Ross Clayton Mulford
General Counsel, United We Stand America (Perot)

We joined the race on Thursday, October 1. The Commission was meeting that Friday and Saturday to decide whether we should be in the debates. We made repeated calls to [Commission executive director] Janet Brown, which she, probably intelligently, stopped taking.

We then turned our attention to the two campaigns. By Monday morning we received a fax draft of the agreement. It specified that both we and the Commission would be invited on a take-it-or-leave-it basis. So I issued a press release and filed a letter accepting the invitation, inquiring as to whether the Commis-sion had also accepted, and suggesting that we would find another sponsor if need be.

It was absolutely appropriate for us to be in the debates. I think the popularity of the debates was in no small part due to Mr. Perot's presence.

Paul G. Kirk, Jr.
Cochair, Commission on Presidential Debates

The Commission has an independent, arm's-length advisory committee to decide on the criteria for inviting candidates to participate in presidential debates. I wasn't in the room when this committee met, but I can imagine people saying, "Ross Perot has more money than Bill Clinton and George Bush combined. He was leading them both in the polls in his first incarnation. Now he's back and he says he's going to spend $5 million for two half-hours before the debates. He's at 7 percent in the polls, but no doubt there is a Perot phenomenon out there."


Edward J. Markey
U.S. House of Representatives (D-Mass.)

The debates are truly a national event. Like the Super Bowl and the World Series, they give Americans a sense of a shared experience. And they build a sense of enthusiasm and anticipation about the election, drawing people to the polls.

Unfortunately, it has not been smooth sailing. There were no debates between 1964 and 1972, and each year since 1980, the debates have been threatened by campaign posturing. This year the Bush campaign spent weeks avoiding debates, only to embrace them at the last minute.

Senator Bob Graham of Florida and I have a solution to this quad-rennial wrangle. Within the next several days we will reintroduce our bill that requires campaigns that take federal funds to engage in four presidential debates and one vice-presidential debate. Last year voters shelled out $110 million in general-election funds. It seems to me that five debates is the least the candidates can do in return.

The voters want these debates, and the reluctance of the major parties to embrace them is one of the reasons that too many voters have lost faith in the political process.

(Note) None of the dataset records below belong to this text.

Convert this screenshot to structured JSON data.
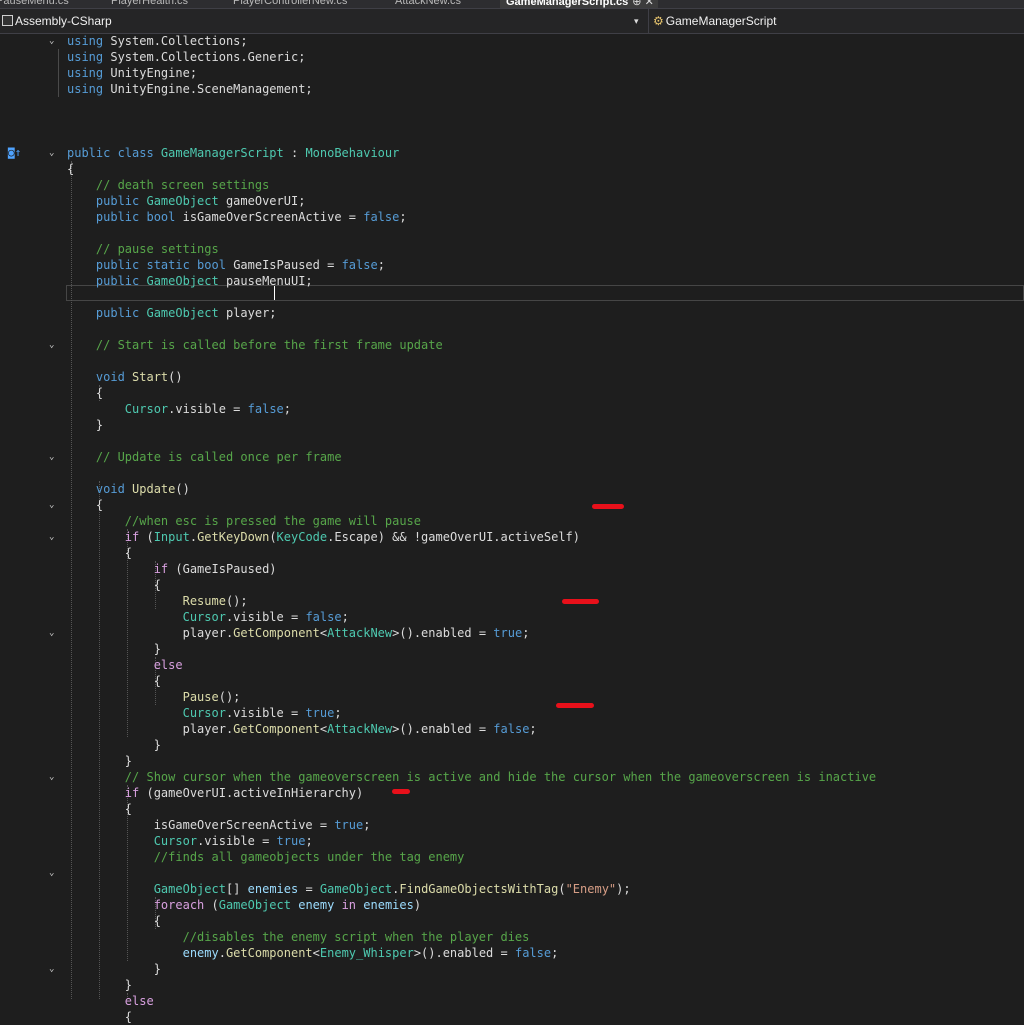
{
  "tabs": [
    {
      "label": "PauseMenu.cs",
      "active": false
    },
    {
      "label": "PlayerHealth.cs",
      "active": false
    },
    {
      "label": "PlayerControllerNew.cs",
      "active": false
    },
    {
      "label": "AttackNew.cs",
      "active": false
    },
    {
      "label": "GameManagerScript.cs",
      "active": true
    }
  ],
  "tab_icons": {
    "pin": "⊕",
    "close": "✕"
  },
  "nav": {
    "project": "Assembly-CSharp",
    "dropdown_glyph": "▾",
    "class": "GameManagerScript",
    "class_icon": "⚙"
  },
  "colors": {
    "keyword": "#569cd6",
    "control": "#d8a0df",
    "type": "#4ec9b0",
    "comment": "#57a64a",
    "method": "#dcdcaa",
    "string": "#d69d85",
    "plain": "#dcdcdc",
    "annotation": "#e8101a"
  },
  "gutter_markers": [
    {
      "line": 7,
      "text": "◙↑"
    }
  ],
  "fold_lines": [
    0,
    7,
    19,
    26,
    29,
    31,
    37,
    46,
    52,
    58
  ],
  "lines": [
    [
      [
        "kw",
        "using "
      ],
      [
        "pl",
        "System.Collections;"
      ]
    ],
    [
      [
        "kw",
        "using "
      ],
      [
        "pl",
        "System.Collections.Generic;"
      ]
    ],
    [
      [
        "kw",
        "using "
      ],
      [
        "pl",
        "UnityEngine;"
      ]
    ],
    [
      [
        "kw",
        "using "
      ],
      [
        "pl",
        "UnityEngine.SceneManagement;"
      ]
    ],
    [],
    [],
    [],
    [
      [
        "kw",
        "public class "
      ],
      [
        "ty",
        "GameManagerScript"
      ],
      [
        "pl",
        " : "
      ],
      [
        "ty",
        "MonoBehaviour"
      ]
    ],
    [
      [
        "pl",
        "{"
      ]
    ],
    [
      [
        "pl",
        "    "
      ],
      [
        "cm",
        "// death screen settings"
      ]
    ],
    [
      [
        "pl",
        "    "
      ],
      [
        "kw",
        "public "
      ],
      [
        "ty",
        "GameObject"
      ],
      [
        "pl",
        " gameOverUI;"
      ]
    ],
    [
      [
        "pl",
        "    "
      ],
      [
        "kw",
        "public bool "
      ],
      [
        "pl",
        "isGameOverScreenActive = "
      ],
      [
        "kw",
        "false"
      ],
      [
        "pl",
        ";"
      ]
    ],
    [],
    [
      [
        "pl",
        "    "
      ],
      [
        "cm",
        "// pause settings"
      ]
    ],
    [
      [
        "pl",
        "    "
      ],
      [
        "kw",
        "public static bool "
      ],
      [
        "pl",
        "GameIsPaused = "
      ],
      [
        "kw",
        "false"
      ],
      [
        "pl",
        ";"
      ]
    ],
    [
      [
        "pl",
        "    "
      ],
      [
        "kw",
        "public "
      ],
      [
        "ty",
        "GameObject"
      ],
      [
        "pl",
        " pauseMenuUI;"
      ]
    ],
    [],
    [
      [
        "pl",
        "    "
      ],
      [
        "kw",
        "public "
      ],
      [
        "ty",
        "GameObject"
      ],
      [
        "pl",
        " player;"
      ]
    ],
    [],
    [
      [
        "pl",
        "    "
      ],
      [
        "cm",
        "// Start is called before the first frame update"
      ]
    ],
    [],
    [
      [
        "pl",
        "    "
      ],
      [
        "kw",
        "void "
      ],
      [
        "fn",
        "Start"
      ],
      [
        "pl",
        "()"
      ]
    ],
    [
      [
        "pl",
        "    {"
      ]
    ],
    [
      [
        "pl",
        "        "
      ],
      [
        "ty",
        "Cursor"
      ],
      [
        "pl",
        ".visible = "
      ],
      [
        "kw",
        "false"
      ],
      [
        "pl",
        ";"
      ]
    ],
    [
      [
        "pl",
        "    }"
      ]
    ],
    [],
    [
      [
        "pl",
        "    "
      ],
      [
        "cm",
        "// Update is called once per frame"
      ]
    ],
    [],
    [
      [
        "pl",
        "    "
      ],
      [
        "kw",
        "void "
      ],
      [
        "fn",
        "Update"
      ],
      [
        "pl",
        "()"
      ]
    ],
    [
      [
        "pl",
        "    {"
      ]
    ],
    [
      [
        "pl",
        "        "
      ],
      [
        "cm",
        "//when esc is pressed the game will pause"
      ]
    ],
    [
      [
        "pl",
        "        "
      ],
      [
        "ctl",
        "if"
      ],
      [
        "pl",
        " ("
      ],
      [
        "ty",
        "Input"
      ],
      [
        "pl",
        "."
      ],
      [
        "fn",
        "GetKeyDown"
      ],
      [
        "pl",
        "("
      ],
      [
        "ty",
        "KeyCode"
      ],
      [
        "pl",
        ".Escape) && !gameOverUI.activeSelf)"
      ]
    ],
    [
      [
        "pl",
        "        {"
      ]
    ],
    [
      [
        "pl",
        "            "
      ],
      [
        "ctl",
        "if"
      ],
      [
        "pl",
        " (GameIsPaused)"
      ]
    ],
    [
      [
        "pl",
        "            {"
      ]
    ],
    [
      [
        "pl",
        "                "
      ],
      [
        "fn",
        "Resume"
      ],
      [
        "pl",
        "();"
      ]
    ],
    [
      [
        "pl",
        "                "
      ],
      [
        "ty",
        "Cursor"
      ],
      [
        "pl",
        ".visible = "
      ],
      [
        "kw",
        "false"
      ],
      [
        "pl",
        ";"
      ]
    ],
    [
      [
        "pl",
        "                player."
      ],
      [
        "fn",
        "GetComponent"
      ],
      [
        "pl",
        "<"
      ],
      [
        "ty",
        "AttackNew"
      ],
      [
        "pl",
        ">().enabled = "
      ],
      [
        "kw",
        "true"
      ],
      [
        "pl",
        ";"
      ]
    ],
    [
      [
        "pl",
        "            }"
      ]
    ],
    [
      [
        "pl",
        "            "
      ],
      [
        "ctl",
        "else"
      ]
    ],
    [
      [
        "pl",
        "            {"
      ]
    ],
    [
      [
        "pl",
        "                "
      ],
      [
        "fn",
        "Pause"
      ],
      [
        "pl",
        "();"
      ]
    ],
    [
      [
        "pl",
        "                "
      ],
      [
        "ty",
        "Cursor"
      ],
      [
        "pl",
        ".visible = "
      ],
      [
        "kw",
        "true"
      ],
      [
        "pl",
        ";"
      ]
    ],
    [
      [
        "pl",
        "                player."
      ],
      [
        "fn",
        "GetComponent"
      ],
      [
        "pl",
        "<"
      ],
      [
        "ty",
        "AttackNew"
      ],
      [
        "pl",
        ">().enabled = "
      ],
      [
        "kw",
        "false"
      ],
      [
        "pl",
        ";"
      ]
    ],
    [
      [
        "pl",
        "            }"
      ]
    ],
    [
      [
        "pl",
        "        }"
      ]
    ],
    [
      [
        "pl",
        "        "
      ],
      [
        "cm",
        "// Show cursor when the gameoverscreen is active and hide the cursor when the gameoverscreen is inactive"
      ]
    ],
    [
      [
        "pl",
        "        "
      ],
      [
        "ctl",
        "if"
      ],
      [
        "pl",
        " (gameOverUI.activeInHierarchy)"
      ]
    ],
    [
      [
        "pl",
        "        {"
      ]
    ],
    [
      [
        "pl",
        "            isGameOverScreenActive = "
      ],
      [
        "kw",
        "true"
      ],
      [
        "pl",
        ";"
      ]
    ],
    [
      [
        "pl",
        "            "
      ],
      [
        "ty",
        "Cursor"
      ],
      [
        "pl",
        ".visible = "
      ],
      [
        "kw",
        "true"
      ],
      [
        "pl",
        ";"
      ]
    ],
    [
      [
        "pl",
        "            "
      ],
      [
        "cm",
        "//finds all gameobjects under the tag enemy"
      ]
    ],
    [],
    [
      [
        "pl",
        "            "
      ],
      [
        "ty",
        "GameObject"
      ],
      [
        "pl",
        "[] "
      ],
      [
        "var",
        "enemies"
      ],
      [
        "pl",
        " = "
      ],
      [
        "ty",
        "GameObject"
      ],
      [
        "pl",
        "."
      ],
      [
        "fn",
        "FindGameObjectsWithTag"
      ],
      [
        "pl",
        "("
      ],
      [
        "str",
        "\"Enemy\""
      ],
      [
        "pl",
        ");"
      ]
    ],
    [
      [
        "pl",
        "            "
      ],
      [
        "ctl",
        "foreach"
      ],
      [
        "pl",
        " ("
      ],
      [
        "ty",
        "GameObject"
      ],
      [
        "pl",
        " "
      ],
      [
        "var",
        "enemy"
      ],
      [
        "pl",
        " "
      ],
      [
        "ctl",
        "in"
      ],
      [
        "pl",
        " "
      ],
      [
        "var",
        "enemies"
      ],
      [
        "pl",
        ")"
      ]
    ],
    [
      [
        "pl",
        "            {"
      ]
    ],
    [
      [
        "pl",
        "                "
      ],
      [
        "cm",
        "//disables the enemy script when the player dies"
      ]
    ],
    [
      [
        "pl",
        "                "
      ],
      [
        "var",
        "enemy"
      ],
      [
        "pl",
        "."
      ],
      [
        "fn",
        "GetComponent"
      ],
      [
        "pl",
        "<"
      ],
      [
        "ty",
        "Enemy_Whisper"
      ],
      [
        "pl",
        ">().enabled = "
      ],
      [
        "kw",
        "false"
      ],
      [
        "pl",
        ";"
      ]
    ],
    [
      [
        "pl",
        "            }"
      ]
    ],
    [
      [
        "pl",
        "        }"
      ]
    ],
    [
      [
        "pl",
        "        "
      ],
      [
        "ctl",
        "else"
      ]
    ],
    [
      [
        "pl",
        "        {"
      ]
    ]
  ]
}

Frank J. Fahrenkopf, Jr.
Cochair, Commission on Presidential Debates

I've looked at Congressman Markey's bill, and I'm against it for two reasons.

If we want to keep politics out of the negotiations for presidential debates, we certainly don't want Congress setting, by statute, the provisions for debates. The original bill in the last Congress actually stated how long the debates were going to be, the subject matter, and so forth.

Secondly, and more importantly, candidates have a First Amendment right not to debate. They have to bear the consequences of that. If you don't want to debate, that's fine -- but you'd better be prepared to tell the American people why not, and they'll pass judgment.

Bobby R. Burchfield
General Counsel, Bush/Quayle Campaign

The intentions are good, but Congressman Markey's legislation raises a number of very difficult problems.

First, who determines what is a reasonable package of presidential debates? Unless the federal government is going to set up or statutorily sanction a commission to supervise these debates, numerous entities will submit proposals.

Second, if a statutory entity is created, it would assume the responsibility for setting the locations, times, formats, panelists, and moderators of the debates. The presidential candidates themselves have historically held this authority, and I believe that most of them would be reluctant to relinquish it.

Finally, under the bill, the Federal Election Commission determines whether a candidate has fulfilled his pledge to debate. Those of you who have dealt with the FEC know that speed is not something it is known for. Moreover, bear in mind that the candidates are rapidly spending the money. There is simply no way that you can get it back once the candidates have it in their hands.